So, although most human beings are inherently traumatized to varying degrees due to the presence of their false overidentification with their ego-body-minds and the illusions of the world, only those who break the spell of ego identification gain Liberation in this lifetime. Trauma that is effectively processed shakes up the ego and causes a person to work toward, and recognize, her/his inherent wholeness and completion beyond fleeting suffering and experience. Properly utilized and healed, a traumatic experience can support human beings with shedding their body-mind dysfunctions and connecting with the Truth of who they are at their core.
Trauma-Informed empowerment and support, particularly, the Trauma-Informed Yoga that I do in my work here, is an acknowledgment of the validity of your unique response to the experience of living life. And my service/work supports you with realigning your body-mind and spirit with your True Self-expression in the world in order to facilitate a more joyful life experience.
I never simply assume that your inner world reflects any “disorder” called “Trauma” from any textbook since no textbook has been written about your unique expression in the world.
I see all who come to me for support fully as expressions of the divine, so, please, come as you are so that we can effectively work together to reveal your True and full expression beyond your suffering if you have faced any type of trauma.
Know that I recognize your humanness, your capabilities, your strengths, and the beauty of the uniqueness of your experience in the world; this is what it means to be Trauma-Informed in this space.
Working With Me
Getting Trauma-Informed Support And Empowerment Here
In addition to upholding Trauma-Informed standards in everything that I do here, I also work with select students one-on-one, to craft (and fulfill) their own personally created (and expertly guided) Joyful Living Plans toward body-mind Liberation, True Self-Awareness, higher connection, and blissful expression.
Once a plan is created, I then empower my students to move forward, through Yoga and Meditation principles and practices, with the right tools, information, accountability, and support required to effectively transition them from a place of suffering and/or self-ignorance to a place of thriving in their lives, and, as their True/best Self.
If you are a student, or wish to become a student, and want to receive personalized Yoga/Meditation support from me, I am here to empower you with developing the resilience, the plan, and the inner skills/resources that you need to effectively move forward toward your full joy and Liberation in this lifetime.
Let’s create something beautiful together!
The Body Keeps the Score: Brain, Mind, and Body in the Healing of Trauma

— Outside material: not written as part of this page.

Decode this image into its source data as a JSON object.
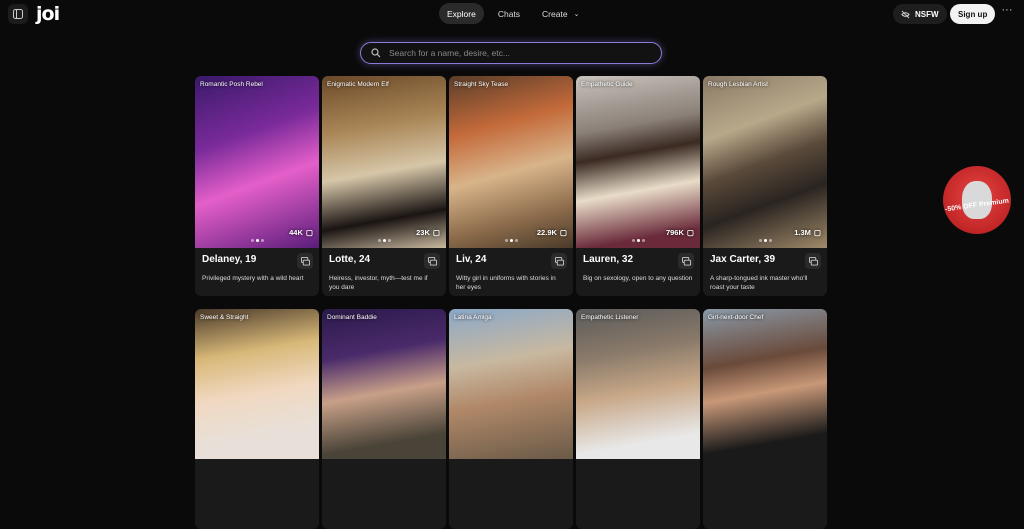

Embodied Healing: Survivor and Facilitator Voices from the Practice of Trauma-Sensitive Yoga
Complex PTSD: From Surviving to Thriving: A Guide and Map for Recovering from Childhood Trauma
Survivors on the Yoga Mat: Stories for Those Healing from Trauma